The Facebook IPO

Facebook IPO? Most Stock Jocks Say ‘No’

Allen Wastler

Are most stock investors buying into the Facebook initial public offering story? Not really, according to a new poll from CNBC and the Associated Press.

Facebook Stock Certificate. Click image to view larger.
Source: SEC

Nearly two-thirds of active stock investors think Facebook is going to be overvalued when it goes public this week, according to the AP-CNBC poll.

Among Americans generally, half think a Facebook valuation of nearly $100 billion — a market capitalization that would make it larger than Ford Motor, but smaller than Google — would be too high.

The results reflect what seems to be some growing caution among the public about high-flying technology IPOs. Recent debuts from tech outfits such as Pandora Media and Groupon have ultimately turned out flat. Indeed, some professionals are warning mom and pop investors away from such offerings.

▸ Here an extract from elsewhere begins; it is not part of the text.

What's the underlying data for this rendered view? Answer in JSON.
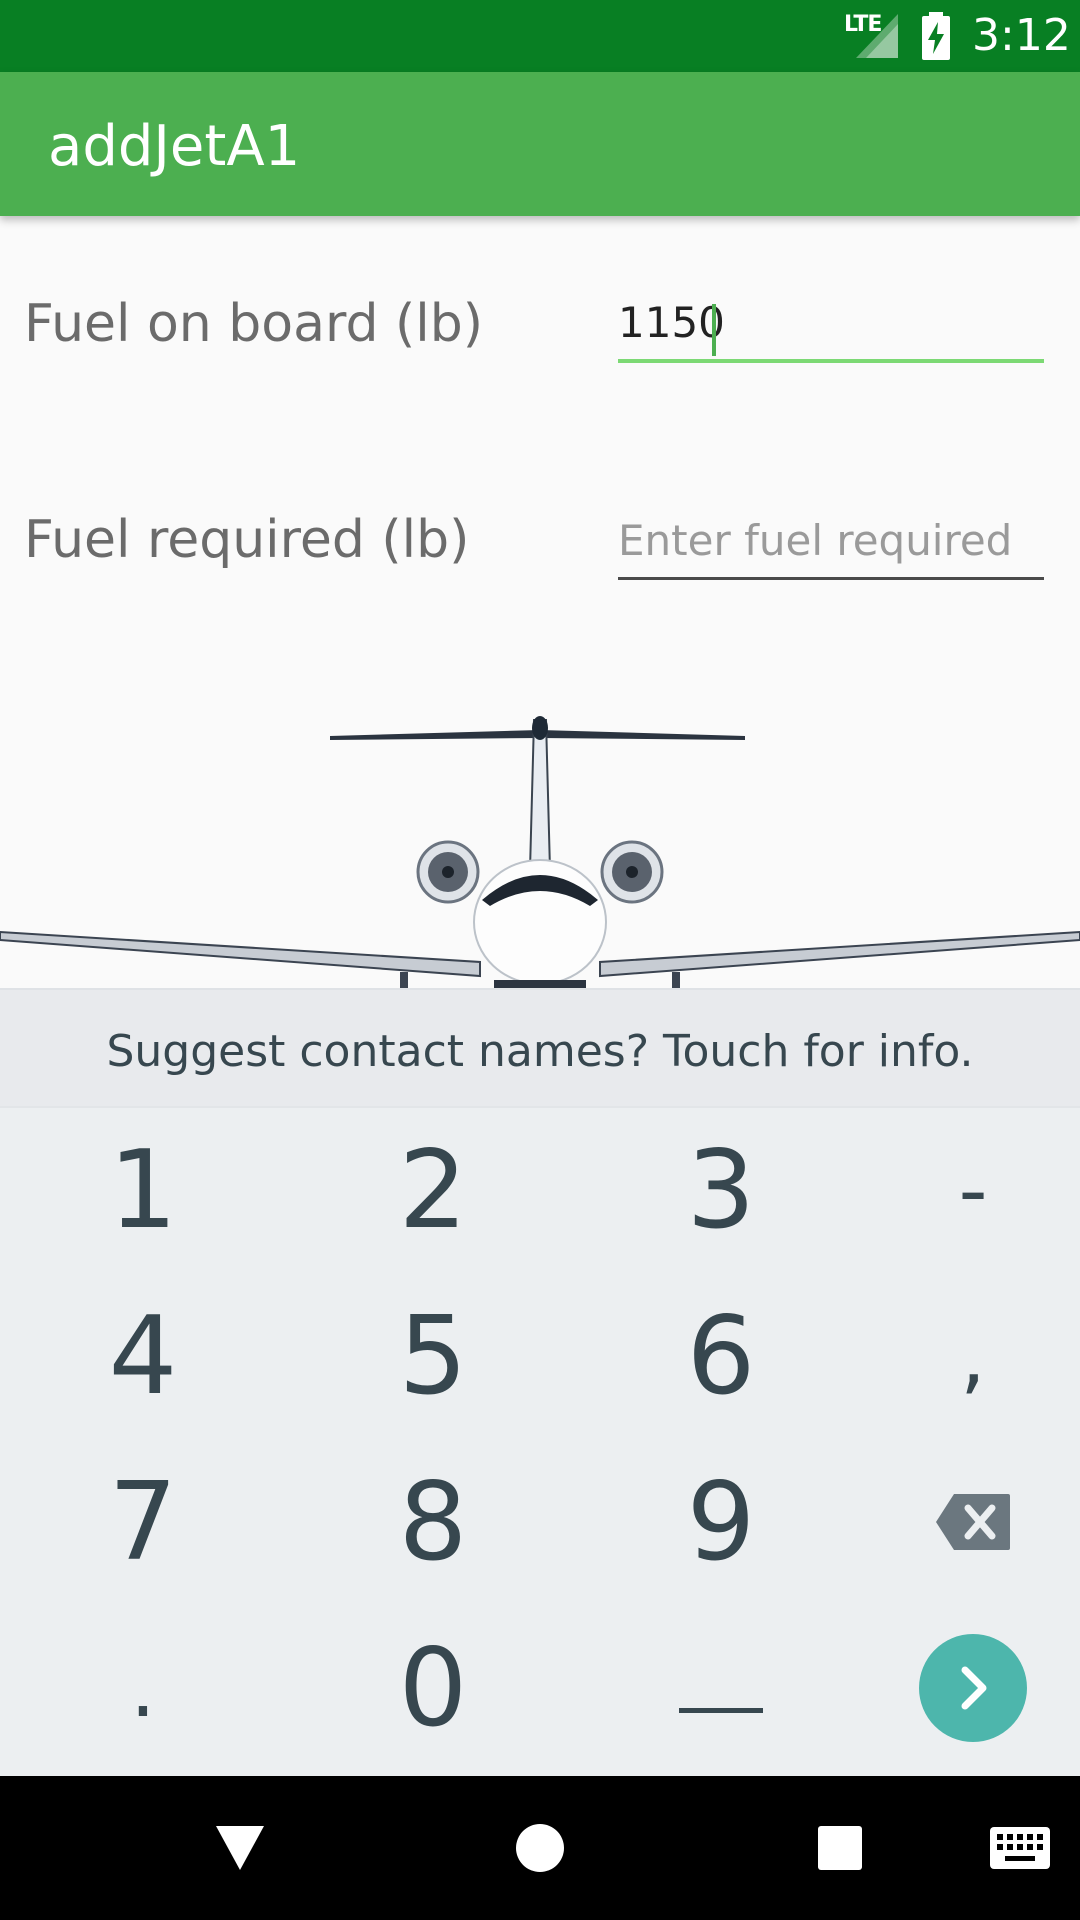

“I’m very concerned by the public’s over-exuberance," said Alan Patricof, founder and managing director at investment firm Greycroft Partners, during an appearance on CNBC’s “Fast Money.” He said the pervasiveness of Facebook has led people to become too enthusiastic about the company, a situation that will in turn lead to unsustainable gains for the stock when it starts trading.

Apparently, large parts of the investing public are already on guard, according to the results from the AP-CNBC poll — conducted from May 3 through May 7 with a sample size of 1,004 participants ages 18 and over.

  • Among active investors, or those who have made changes in their holdings in the last month, 62 percent say they think Facebook will be overvalued. Only 27 percent of those polled think it will be fairly priced and 5 percent believe it will be undervalued.
  • Those who invest in the stock market are more likely than those who do not to say Facebook would be overvalued; 58 percent said so, compared with 45 percent of non-investors.
  • Among investors, 28 percent said it will be valued fairly by the market, and 3 percent said it will be undervalued.

Not all the perspective is negative, however.

Indeed, about half of those polled (51 percent) said Facebook stock would be a good investment, while 31 percent said it would not be so good.

These results are in line with reports that the Facebook IPO is already oversubscribed and that the company and its underwriters are considering upping the price range. (Update: In fact the company did up the price range shortly after this story was initially published).

And tech sector observers point out that regardless of the short term performance, the key is considering Facebook as an investment over time.

“There is a huge demand for Facebook shares. There is no doubt this is going to be a top end of the valuation or above success for them,” Rupert Goodwins, editor of ZDNet, said during an interview on CNBC’s “Squawk Box Europe.” “There will be no problem whatsoever in maintaining the share price over the next few years.”

Nevertheless, a sizable share of respondents in the AP-CNBC poll just aren’t sure. Seventeen percent said they don’t know how Facebook will turn out. Other key results:

  • Among those who own stocks, bonds, or mutual funds, 54 percent said Facebook would be a good investment; 34 percent said it would not. That’s similar to the result among non-investors, 51 percent of whom say it would be a good investment.
  • Active investors are more likely than other investors to say it wouldn’t be a good investment, however; 38 percent said so, compared with 30 percent of investors who have not actively changed their holdings in the past month.
  • Those under age 35 are most apt to say Facebook shares would be a good investment (59 percent), followed by baby boomers (55 percent). About half of those in Generation X (ages 35 to 44) said it’s a good investment (48 percent), while among seniors, 39 percent said so.

In the end, the poll results seem to indicate that despite some reticence on the part of more seasoned investors, initial demand for the Facebook IPO will still be high as many institutions, and a good chunk of the public believes the company has promise in the longer term.

“If I was an investor, personally [Facebook] isn’t something I’d be getting involved in. You’re taking a hell of a lot on trust, and it’s a pretty punchy valuation,” David Lowery, equity strategist at Faraday Research, told “Squawk Box Europe.” “There’s a lot of hype out there and by the sounds of it, they’re pricing the IPO a bit lower just so they don’t suffer from a collapse on the first day of trading.”

He added: “There’s going to be so much demand for this short-term. It might go up, but in six months, I just don’t know.”

Facebook is expected to price after the bell on Thursday, May 17 and will begin trading on the Nasdaq on Friday, May 18 under the symbol FB.

-By CNBC's Allen Wastler

-Associated Press contributed to this post.